Edgar Hicks didn’t grow up in rural Kansas. He is originally from Shreveport, LA, went to college in NYC and is a grain trader in Omaha. But I’ve yet to meet someone more passionate for an area than him. He originated the Spotlighting USDA Event in Hill City, KS where I spoke.
Hicks’ love of history originally drew him to Nicodemus, KS (population 34), a National Historic Site that is the only remaining western town out of over 100 established by African-Americans in KS, OK and TX fleeing oppression from the Jim Crow laws of Reconstruction following the Civil War. The site is a very unique one, having had over 700 residents at its peak. This past weekend the town held their annual homecoming, bringing in over 500 former residents and ancestors from as far away as Los Angeles and New York.

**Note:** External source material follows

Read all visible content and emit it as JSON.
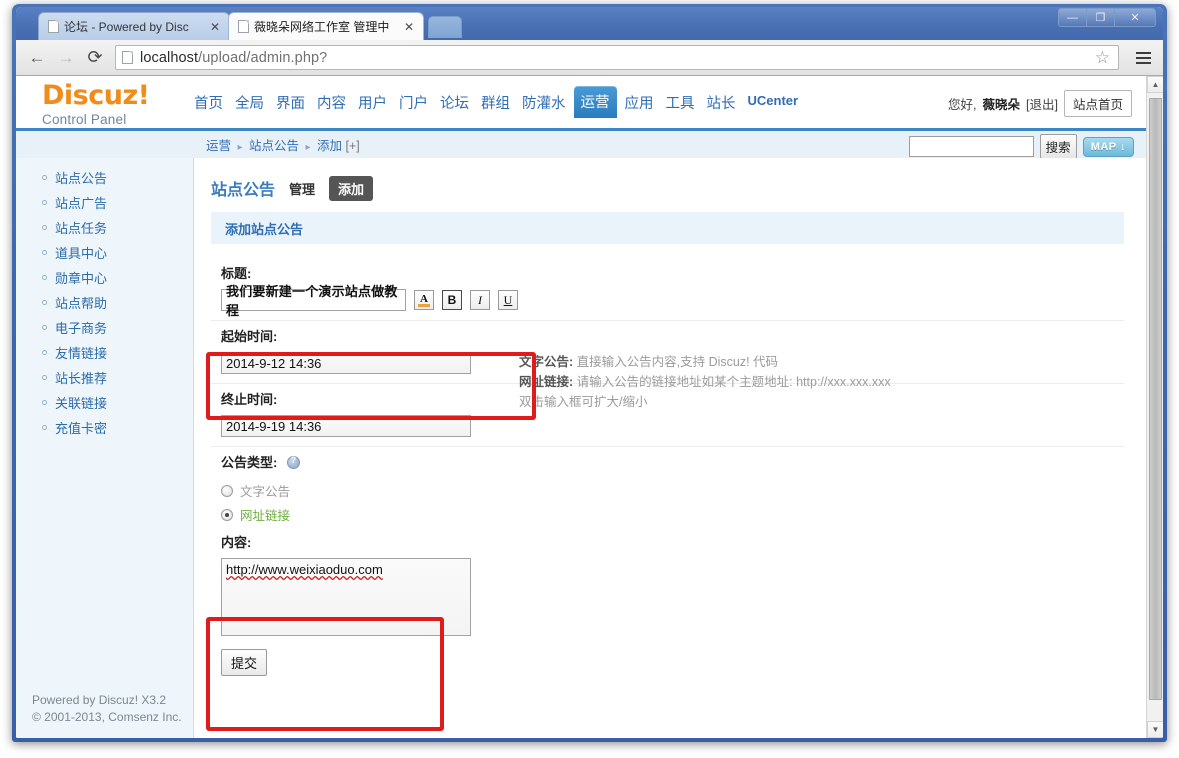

Hicks also has led an effort to cultivate Teff, an Ethiopian cereal grain that is drought resistant, gluten-free and highly sought after by the Ethiopian immigrant community. Hicks obtained a $197,000 research grant for the project which is supported by Kansas State University.
Teff has the potential to develop into one of those niche products that I’ve seen help to transform regions and allow farmers to exit from the commodity crops with their normal highs and too often, lows. It’s great to see someone like Edgar Hicks have the passion and drive to help make a difference in rural Kansas.